    • hamilcarp says:

      Just because both games have walkers? Brigador is more like Desert Strike

      • wake says:

        We’ve since become familiar with both Walker and Bedlam, but hadn’t heard of either prior to starting work on the game.

        • hamilcarp says:

          Oh hey, a dev! great job on the game, 12 hours in so far and really having a good time with it. Definitely worth the asking price.

        • Premium User Badge

          gsvelto says:

          As others pointed out Walker is quite a different game, but Brigador reminded me of its feel and atmosphere; walking around cities wreaking havoc and gunning down scores of enemies.

  11. DailyFrankPeter says:

    Oh my goodness, this just took me back years to digging up games for my Amiga as a kid. In fact this whole thing has been a nostalgia trip – Syndicate and someone mentioned Desert Strike in an interview with Brigador makers. All these are games I played the heck of out in my childhood.

    • hurrakan says:

      I recently played some Desert Strike on my PC using an emulator – still awesome.

  12. DelrueOfDetroit says:

    I think I have made myself clear that I pretty much adore this game.

    My water cooler description: Imagine an alternate universe where Westwood and Maxis got together to make an RTS/city building hybrid. Now remember back in the day when you played RTS games and always thought how cool it would be to jump into one of the units and blast away at the enemy army? This is basically a “mod” of that imaginary Westwood/Maxis game that lets you do just that.

    Also, David Cronenberg is there.

    • DelrueOfDetroit says:

      One thing Alec didn’t mention as well is that the various load outs are essentially how the game offers different difficulty settings for each level. You have 4 options which correspond to easy, normal, and hard. Generally the “easy” option will be a big ass mech with all the best toys and the “hard” will be a low armour option requiring you to know the level. The 4th is, as described by the dev, the “fuck you” option.

      • Phasma Felis says:

        Huh. So you don’t actually get to customize your loadout, just pick from 4 options where one of the is strictly superior? That’s annoying.

        • Gilly says:

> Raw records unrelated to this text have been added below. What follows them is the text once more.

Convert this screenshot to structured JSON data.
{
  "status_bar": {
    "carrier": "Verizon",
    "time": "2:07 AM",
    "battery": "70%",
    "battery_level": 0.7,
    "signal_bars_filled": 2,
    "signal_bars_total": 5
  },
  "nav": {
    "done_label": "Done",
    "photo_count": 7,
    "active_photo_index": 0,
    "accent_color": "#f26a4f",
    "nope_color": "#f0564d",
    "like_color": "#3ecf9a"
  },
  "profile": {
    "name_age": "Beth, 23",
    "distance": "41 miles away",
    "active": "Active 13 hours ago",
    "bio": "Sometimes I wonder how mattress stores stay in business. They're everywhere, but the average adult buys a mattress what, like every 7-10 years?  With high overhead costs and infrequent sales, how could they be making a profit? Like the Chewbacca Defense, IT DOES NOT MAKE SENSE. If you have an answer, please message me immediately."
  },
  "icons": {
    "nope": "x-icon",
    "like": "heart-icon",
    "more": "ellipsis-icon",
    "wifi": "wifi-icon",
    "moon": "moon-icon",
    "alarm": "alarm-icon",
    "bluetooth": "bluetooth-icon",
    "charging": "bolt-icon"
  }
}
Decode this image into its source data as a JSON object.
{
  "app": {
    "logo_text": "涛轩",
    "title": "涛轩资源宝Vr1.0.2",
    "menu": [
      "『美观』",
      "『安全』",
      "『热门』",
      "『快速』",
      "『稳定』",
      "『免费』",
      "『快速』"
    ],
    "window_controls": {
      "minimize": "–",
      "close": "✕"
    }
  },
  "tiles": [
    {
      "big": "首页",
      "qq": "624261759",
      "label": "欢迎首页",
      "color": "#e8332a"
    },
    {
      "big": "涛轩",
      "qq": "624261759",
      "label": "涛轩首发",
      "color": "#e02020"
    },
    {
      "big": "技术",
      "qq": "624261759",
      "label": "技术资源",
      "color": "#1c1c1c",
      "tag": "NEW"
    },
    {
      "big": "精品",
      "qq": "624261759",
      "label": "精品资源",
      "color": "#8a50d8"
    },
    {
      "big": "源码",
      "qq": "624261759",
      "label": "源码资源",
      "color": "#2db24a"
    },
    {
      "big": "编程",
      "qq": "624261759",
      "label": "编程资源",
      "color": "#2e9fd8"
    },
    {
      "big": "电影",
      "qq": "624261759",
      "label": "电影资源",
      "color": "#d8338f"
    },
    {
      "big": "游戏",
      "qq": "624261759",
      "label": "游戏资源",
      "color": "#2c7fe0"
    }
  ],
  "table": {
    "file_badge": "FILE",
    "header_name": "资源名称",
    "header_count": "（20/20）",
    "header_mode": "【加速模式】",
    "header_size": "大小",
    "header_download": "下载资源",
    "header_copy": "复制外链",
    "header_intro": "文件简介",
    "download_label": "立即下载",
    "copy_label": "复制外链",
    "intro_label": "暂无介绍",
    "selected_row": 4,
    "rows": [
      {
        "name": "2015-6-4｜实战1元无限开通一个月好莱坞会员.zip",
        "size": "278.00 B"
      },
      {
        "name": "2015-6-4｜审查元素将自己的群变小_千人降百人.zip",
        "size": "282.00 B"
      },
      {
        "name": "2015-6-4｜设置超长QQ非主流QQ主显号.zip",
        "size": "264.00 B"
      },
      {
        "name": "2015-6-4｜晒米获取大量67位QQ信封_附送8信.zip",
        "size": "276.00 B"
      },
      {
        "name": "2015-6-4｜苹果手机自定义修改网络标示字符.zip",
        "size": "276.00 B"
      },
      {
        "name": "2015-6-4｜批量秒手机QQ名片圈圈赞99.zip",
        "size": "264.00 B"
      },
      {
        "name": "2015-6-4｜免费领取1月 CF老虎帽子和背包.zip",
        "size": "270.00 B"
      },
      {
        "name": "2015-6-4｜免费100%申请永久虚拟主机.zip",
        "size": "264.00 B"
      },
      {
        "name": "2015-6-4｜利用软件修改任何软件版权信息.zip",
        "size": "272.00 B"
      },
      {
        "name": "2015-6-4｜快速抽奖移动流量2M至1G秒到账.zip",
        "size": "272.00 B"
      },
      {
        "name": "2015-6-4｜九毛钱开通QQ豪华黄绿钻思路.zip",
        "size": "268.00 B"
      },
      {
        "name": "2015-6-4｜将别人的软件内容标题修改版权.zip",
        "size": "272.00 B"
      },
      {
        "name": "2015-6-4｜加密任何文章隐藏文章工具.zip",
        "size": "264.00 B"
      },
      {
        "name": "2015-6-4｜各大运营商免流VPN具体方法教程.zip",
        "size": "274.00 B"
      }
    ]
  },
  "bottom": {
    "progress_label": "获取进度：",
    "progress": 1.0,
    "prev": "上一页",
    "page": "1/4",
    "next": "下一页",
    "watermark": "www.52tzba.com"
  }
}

          You get preset loadout options for the story missions, but the freelance choose-your-own-mapset campaigns allow any combination of pilot, vehicle and equipment.

        • wake says:

          We give preset loadouts for the story mode so that we can provide more tailored experiences and challenges for the player. Also because we need to be able to ensure players have access to at least one optimal build for every level. Without that new players could end up struggling away at a level not realizing the build they’ve got is making it far harder than it needs to be, and the game is already fairly challenging to begin with.

  13. grobstein says:

    This game is not only mechanically brilliant but rich in detail at every level. The maps are gorgeous, the hardware choices are almost overwhelming, and the writing comes in maybe one notch to the gonzo side of ‘chillingly believable.’

    I’m really glad you guys decided to cover it, cuz I wouldn’t have seen it otherwise.